The Kennewick middle school student was sentenced Wednesday in Benton County Juvenile Court to 80 days of detention after previously pleading guilty to dealing in depictions of minors engaging in sex acts and cyberstalking, the Tri-City Herald reports.

“Court Commissioner Jerri Potts granted the boy’s request for a Special Sex Offender Disposition Alternative, meaning he will do two years of probation focused on sex offender therapy and will have to register as a sex offender,” according to the news site.

Potts also ordered the teen to serve 10 days of detention, and warned that the court would impose the remaining days on the 80-day sentence if he does not satisfactorily complete the sex offender program.

Potts said it’s critical the student does not “just go through the motions” of the program.

The boy’s former teacher reported to police late last year that she received 15 Facebook messages from the teen, who used his first name and provided a cell phone contact number.

“He tried to get the teacher’s attention by attaching naked pictures and videos of himself, including one showing a lewd act with a dog,” according to documents cited by the Herald.

The teacher told police she rarely checks her Facebook messages and didn’t notice the teen’s advances until late in 2015. She said she didn’t watch the videos, KHQ reports.

The teacher wrote in a letter to Deputy Prosecutor Sheri Miller that the messages reduced her from “a highly educated individual to a sex object,” and she “finally accepted reality that I had been violated as both a caring teacher and a women,” according to the Herald.

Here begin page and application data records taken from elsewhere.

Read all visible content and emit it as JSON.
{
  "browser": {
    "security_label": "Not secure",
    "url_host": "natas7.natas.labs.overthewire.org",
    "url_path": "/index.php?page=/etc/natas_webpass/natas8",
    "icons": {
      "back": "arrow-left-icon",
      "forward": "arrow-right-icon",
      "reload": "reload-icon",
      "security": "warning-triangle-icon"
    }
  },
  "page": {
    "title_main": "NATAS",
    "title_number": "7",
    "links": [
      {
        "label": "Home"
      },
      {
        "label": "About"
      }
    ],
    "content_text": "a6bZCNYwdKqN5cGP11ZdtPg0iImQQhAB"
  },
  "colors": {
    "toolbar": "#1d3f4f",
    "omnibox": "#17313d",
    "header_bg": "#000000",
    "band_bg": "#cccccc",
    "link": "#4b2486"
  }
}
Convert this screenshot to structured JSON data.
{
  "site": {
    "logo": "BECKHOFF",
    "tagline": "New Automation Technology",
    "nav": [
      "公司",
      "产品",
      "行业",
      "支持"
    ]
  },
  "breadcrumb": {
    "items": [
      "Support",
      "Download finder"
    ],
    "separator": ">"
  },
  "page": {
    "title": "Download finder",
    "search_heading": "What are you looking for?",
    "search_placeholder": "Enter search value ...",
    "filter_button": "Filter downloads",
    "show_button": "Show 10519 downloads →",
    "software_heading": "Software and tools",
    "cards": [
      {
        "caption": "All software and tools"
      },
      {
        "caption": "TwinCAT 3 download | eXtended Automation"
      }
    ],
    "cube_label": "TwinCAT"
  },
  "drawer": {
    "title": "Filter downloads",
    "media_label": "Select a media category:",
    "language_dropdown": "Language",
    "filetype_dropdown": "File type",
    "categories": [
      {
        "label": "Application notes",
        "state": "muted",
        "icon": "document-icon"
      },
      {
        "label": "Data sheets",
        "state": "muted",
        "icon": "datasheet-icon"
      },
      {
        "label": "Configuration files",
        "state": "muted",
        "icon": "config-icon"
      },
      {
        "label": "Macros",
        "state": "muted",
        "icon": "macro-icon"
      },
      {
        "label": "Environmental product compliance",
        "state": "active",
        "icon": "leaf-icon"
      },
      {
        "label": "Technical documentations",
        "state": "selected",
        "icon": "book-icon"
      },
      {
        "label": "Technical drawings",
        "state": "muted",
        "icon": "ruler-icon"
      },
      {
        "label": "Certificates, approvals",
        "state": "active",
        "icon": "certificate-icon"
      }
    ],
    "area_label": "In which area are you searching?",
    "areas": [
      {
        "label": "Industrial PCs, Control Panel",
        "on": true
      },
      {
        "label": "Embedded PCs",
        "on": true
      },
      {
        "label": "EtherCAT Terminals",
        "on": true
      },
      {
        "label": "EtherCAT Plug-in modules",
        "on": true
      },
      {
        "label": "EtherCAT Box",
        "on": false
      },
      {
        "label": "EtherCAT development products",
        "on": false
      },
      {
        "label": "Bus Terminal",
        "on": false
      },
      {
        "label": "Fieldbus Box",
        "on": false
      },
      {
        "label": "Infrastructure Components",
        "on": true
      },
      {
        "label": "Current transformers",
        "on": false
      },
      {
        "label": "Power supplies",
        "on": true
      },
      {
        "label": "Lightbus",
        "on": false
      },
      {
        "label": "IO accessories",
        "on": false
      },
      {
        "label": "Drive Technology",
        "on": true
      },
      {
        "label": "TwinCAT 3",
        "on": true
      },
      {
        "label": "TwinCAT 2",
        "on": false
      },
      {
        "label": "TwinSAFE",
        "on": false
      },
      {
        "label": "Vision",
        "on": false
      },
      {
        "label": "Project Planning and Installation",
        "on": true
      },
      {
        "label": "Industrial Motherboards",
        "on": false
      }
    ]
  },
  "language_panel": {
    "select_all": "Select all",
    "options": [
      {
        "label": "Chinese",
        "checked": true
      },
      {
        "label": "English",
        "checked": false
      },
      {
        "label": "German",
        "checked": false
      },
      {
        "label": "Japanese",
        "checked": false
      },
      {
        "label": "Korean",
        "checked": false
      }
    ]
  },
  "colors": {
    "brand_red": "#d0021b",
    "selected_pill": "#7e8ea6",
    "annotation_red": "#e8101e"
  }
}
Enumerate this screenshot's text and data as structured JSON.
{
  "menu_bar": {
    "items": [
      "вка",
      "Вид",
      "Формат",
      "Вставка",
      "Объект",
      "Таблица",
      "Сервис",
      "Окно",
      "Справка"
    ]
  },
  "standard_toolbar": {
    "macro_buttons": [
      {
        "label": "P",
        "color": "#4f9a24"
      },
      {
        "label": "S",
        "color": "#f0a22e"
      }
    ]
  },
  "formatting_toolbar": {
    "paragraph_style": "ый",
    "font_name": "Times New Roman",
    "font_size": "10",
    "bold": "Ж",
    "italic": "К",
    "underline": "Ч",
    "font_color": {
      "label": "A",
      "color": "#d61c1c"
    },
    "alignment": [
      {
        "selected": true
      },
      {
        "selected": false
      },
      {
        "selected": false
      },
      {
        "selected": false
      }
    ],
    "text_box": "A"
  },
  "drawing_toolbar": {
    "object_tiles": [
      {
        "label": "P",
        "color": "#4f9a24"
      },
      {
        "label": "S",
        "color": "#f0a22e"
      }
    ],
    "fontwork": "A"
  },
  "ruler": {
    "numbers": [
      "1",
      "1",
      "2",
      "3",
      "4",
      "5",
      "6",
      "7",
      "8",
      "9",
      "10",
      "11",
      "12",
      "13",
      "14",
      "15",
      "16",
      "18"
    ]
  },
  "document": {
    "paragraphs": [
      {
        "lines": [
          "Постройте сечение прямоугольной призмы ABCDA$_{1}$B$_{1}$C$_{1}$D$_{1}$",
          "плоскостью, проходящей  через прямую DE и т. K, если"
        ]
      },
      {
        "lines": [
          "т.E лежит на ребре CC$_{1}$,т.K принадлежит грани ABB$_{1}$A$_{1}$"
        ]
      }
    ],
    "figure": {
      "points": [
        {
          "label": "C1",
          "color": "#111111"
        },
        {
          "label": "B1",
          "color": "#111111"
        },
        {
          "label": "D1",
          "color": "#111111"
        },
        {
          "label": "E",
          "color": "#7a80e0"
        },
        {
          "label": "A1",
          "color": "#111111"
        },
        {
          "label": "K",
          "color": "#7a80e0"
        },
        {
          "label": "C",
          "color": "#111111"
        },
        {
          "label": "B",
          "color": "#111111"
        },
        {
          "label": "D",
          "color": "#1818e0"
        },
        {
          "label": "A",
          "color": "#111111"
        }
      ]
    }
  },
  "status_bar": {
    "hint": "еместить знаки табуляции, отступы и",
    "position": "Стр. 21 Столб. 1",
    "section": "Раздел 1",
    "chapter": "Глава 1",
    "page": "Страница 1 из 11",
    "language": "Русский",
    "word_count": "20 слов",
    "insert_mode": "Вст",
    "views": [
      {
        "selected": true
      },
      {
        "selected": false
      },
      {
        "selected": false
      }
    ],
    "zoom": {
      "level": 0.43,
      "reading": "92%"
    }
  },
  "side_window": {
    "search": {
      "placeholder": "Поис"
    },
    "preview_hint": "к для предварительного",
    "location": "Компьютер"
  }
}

The educator also had a message for her cyberstalker student: “This mistake doesn’t have to define you if you do the work it will take to change your perspective,” she wrote.

The student seems to be taking the message to heart. His attorney, Laura Mapes, told the court the boy is “naturally feeling embarrassed” by his actions and the court case.

“At first I didn’t think through it,” the student told Potts, “but now that I’m going thorough this I regret what I’ve done because it is not a normal thing for a teenager to do.”

Online commenters expressed mixed reactions to the case.

“That’s it?” Brenelsa Faustinia Tiburcio posted to Facebook. “A teacher would have been arrested; placed in a jail cell; lost her job; lost her teacher’s certification and banned from ever teaching again. This kid gets therapy. Something isn’t right.”

“Therapy required,” Jamie Sime-Yardley wrote, “prayers.”

“Therapy? No. No,” James Cluck countered. “Locked box!”